Just days after it shot to the top of the Play Store, Android’s newest ad blocker has been removed for violating developer guidelines. Called Adblock Fast, the plug-in from startup Rocketship Apps worked within Samsung’s mobile browser thanks to a partnership with the phone maker, which opened an API this week allowing third-party developers to build content blocking features for the preinstalled Samsung Internet app.
According to Rocketship developer Brian Kennish, Google says Adblock Fast violates section 4.4 of of its Developer Distribution Agreement, which disallows apps or plugins offered through the Play Store from “interfering” or “disrupting” devices, networks, or services of third parties. Google confirmed to The Verge that it did remove Adblock Fast, but would not clarify why the content blocker was removed despite Samsung’s open participation. Kennish provided this message from a representative at Google:
With the release of iOS 9 last year, Apple introduced support for ad blocking within its Safari web browser. On Sunday, smartphone maker Samsung debuted its own support for content and ad blocking in the default web browser installed on its Android smartphones. The update, which is rolling out now to devices running Android Lollipop or higher, works in a similar way as ad blocking on Apple’s iOS 9.

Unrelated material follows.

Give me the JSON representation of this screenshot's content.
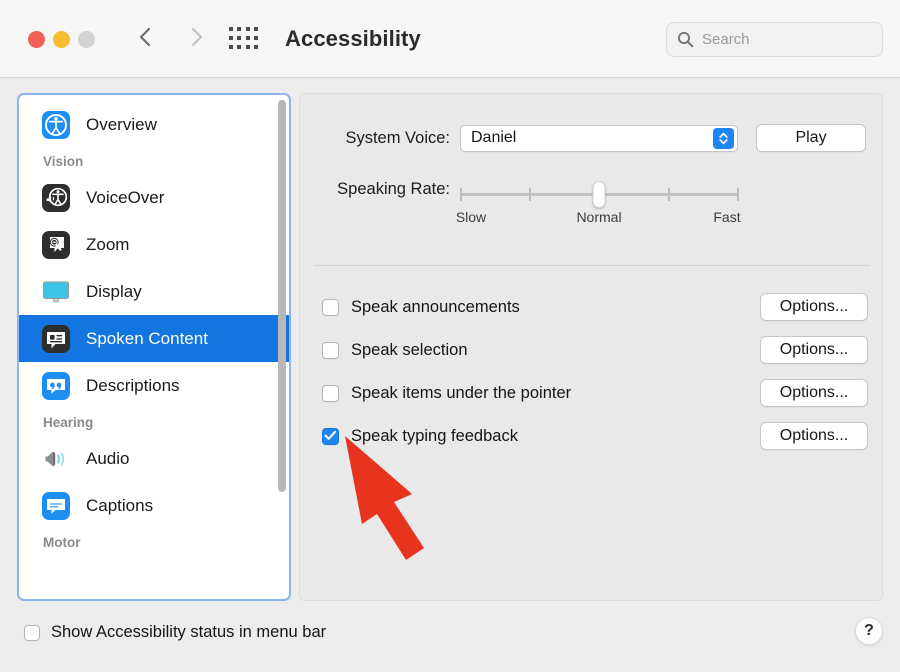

That is, it allows third-party developers the ability to build apps that that will block distracting and intrusive ads on the mobile web, as well as strip out extra content from web pages, allowing them to load faster and consume less data.

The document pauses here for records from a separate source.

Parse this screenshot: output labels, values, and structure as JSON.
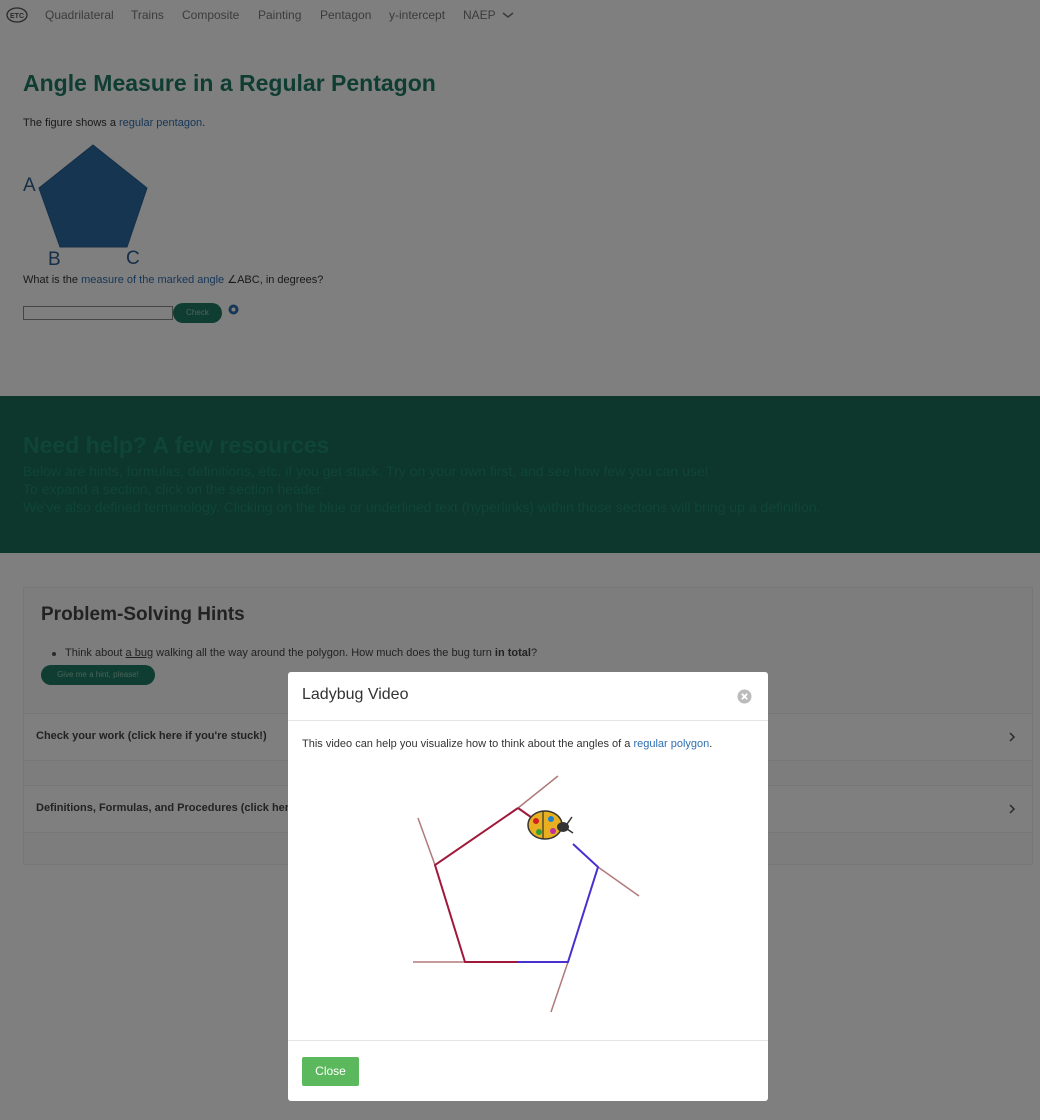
{
  "nav": {
    "logo_text": "ETC",
    "items": [
      "Quadrilateral",
      "Trains",
      "Composite",
      "Painting",
      "Pentagon",
      "y-intercept",
      "NAEP"
    ]
  },
  "page": {
    "title": "Angle Measure in a Regular Pentagon",
    "intro_prefix": "The figure shows a ",
    "intro_link": "regular pentagon",
    "intro_suffix": ".",
    "vertex_labels": {
      "a": "A",
      "b": "B",
      "c": "C"
    },
    "question_prefix": "What is the ",
    "question_link": "measure of the marked angle",
    "question_suffix": " ∠ABC, in degrees?",
    "answer_value": "",
    "check_label": "Check"
  },
  "help": {
    "title": "Need help? A few resources",
    "line1": "Below are hints, formulas, definitions, etc. if you get stuck. Try on your own first, and see how few you can use!",
    "line2": "To expand a section, click on the section header.",
    "line3": "We've also defined terminology. Clicking on the blue or underlined text (hyperlinks) within those sections will bring up a definition."
  },
  "hints": {
    "title": "Problem-Solving Hints",
    "item_prefix": "Think about ",
    "item_link": "a bug",
    "item_middle": " walking all the way around the polygon. How much does the bug turn ",
    "item_bold": "in total",
    "item_suffix": "?",
    "button_label": "Give me a hint, please!"
  },
  "sections": {
    "check": "Check your work (click here if you're stuck!)",
    "definitions": "Definitions, Formulas, and Procedures (click here"
  },
  "modal": {
    "title": "Ladybug Video",
    "text_prefix": "This video can help you visualize how to think about the angles of a ",
    "text_link": "regular polygon",
    "text_suffix": ".",
    "close_label": "Close"
  },
  "colors": {
    "title_green": "#1f7a63",
    "banner": "#1a6d58",
    "link_blue": "#2f6fb0",
    "close_green": "#5cb85c",
    "pentagon_fill": "#2c6aa0"
  }
}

These apps are made possible by way of Samsung’s new Content Blocker extension APIarriving in the latest version of the Samsung Internet Browser. That means Samsung owners will have to be using the company’s own browser, not a third-party browser like Google Chrome, in order to take advantage of the new functionality.